All major stock indexes posted gains in the fourth quarter and overall for 2016 with much of it realized in late 2016 following the U.S. presidential election. Small Cap (small company stocks) performed particularly well as compared to large cap stocks (large company stocks). This was partly due to the rise of the stronger dollar, which impacts larger companies with more global ties. Financial stocks fared well due to rising interest rates and greater expectations of bank deregulation. Industrial stocks rose as well on hopes of infrastructure stimulus. While these sectors experienced healthy growth, healthcare stocks lagged due to uncertainty over what will happen with Obamacare. Shrinking corporate earnings appeared to have bottomed out and began to turn upward as the energy and manufacturing sectors recovered from the sharp drop in energy prices.

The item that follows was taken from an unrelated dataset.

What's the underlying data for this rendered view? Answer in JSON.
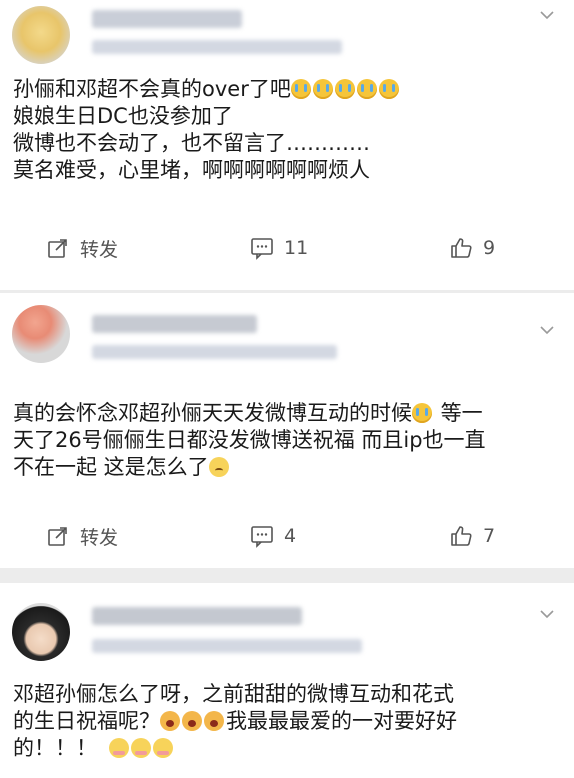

As we enter 2017, pro-growth policies could well have an added positive impact on corporate earnings. The U.S. has seen job growth for 75 straight months. This is a good sign for the economy. However, the personnel costs associated with a larger workforce along with higher interest rates could well squeeze overall earnings.

I remain confident that the economy is headed in the right direction as we begin 2017. The President Elect has made many bold promises regarding bolstering the U.S. economy by pushing U.S. companies to maintain and expand a domestic workforce. The inauguration speech should be very telling, but the proof will come when policies are implemented. Overall, I feel that we turned the corner in 2016 and our economy is pointed in the right direction. I am anxious to provide a positive report at the end of the 1st quarter of 2017.